We use “pre-” to mean “before,” so “preschool” would apply when we’re looking to talk about the years that occur “before school.”

Here are a few examples that would be good for you to understand:

  1. I know of a few good preschool teachers who will be more than happy to help your son with his studies.
  2. Preschool is where it all starts! You’re about to begin your life now, and we can’t wait to see how you grow up.
  3. I didn’t enjoy my time at preschool! I enjoyed it when I got older because I missed all the things I used to do.
  4. If you don’t enjoy your first day at preschool, I’ll be sure to come in again and take you right out of it, okay?


We do not write “pre-school” as a hyphenated form. This is because “pre” is not an official word (it’s a prefix), so there is never going to be a reason where the formation of “pre school” appears in writing. Therefore, there is no reason to group them with a hyphen.

AP Stylebook guidelines teach us that when multiple words modify the same noun, they should be hyphenated to demonstrate the effect. For example, if “make” and “believe” are put together, we would turn it into “make-believe” as an adjective.

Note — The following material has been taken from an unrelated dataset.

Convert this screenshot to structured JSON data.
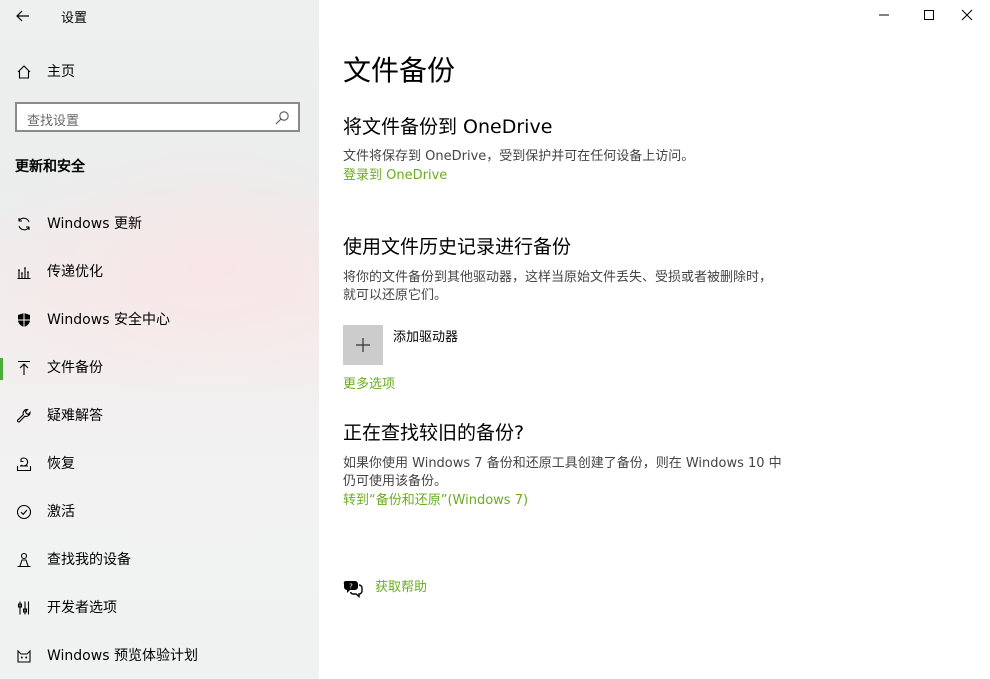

The same cannot be said for “preschool” since “pre” is not a word that you’d find in a sentence. We only need to look into some other “pre-” prefix words to see that hyphenated forms are not used (i.e. “pre-fix” is incorrect).

These examples should help clear things up:

  • Correct: I’m not going to be able to take you to preschool today, sport. Are you going to be okay?
  • Incorrect: If you’re not in pre-school by nine o’clock, the teachers are going to ask me what happened to you!
  • Correct: I didn’t want to go back to preschool, but I knew it would make my mom happy.
  • Incorrect: If pre-school was so bad, why did so many of the children enjoy their time there?

Is “School” Capitalized In The Word “Pre-School”?

Since we do not hyphenate “pre-school,” there is no reason to know more about the hyphenated form. Some people get confused about capitalization with hyphens, but it does not apply here.

Instead, you only need to worry about capitalizing “preschool” when it starts a sentence or is in a title. Any other time does not matter because it is not a proper noun.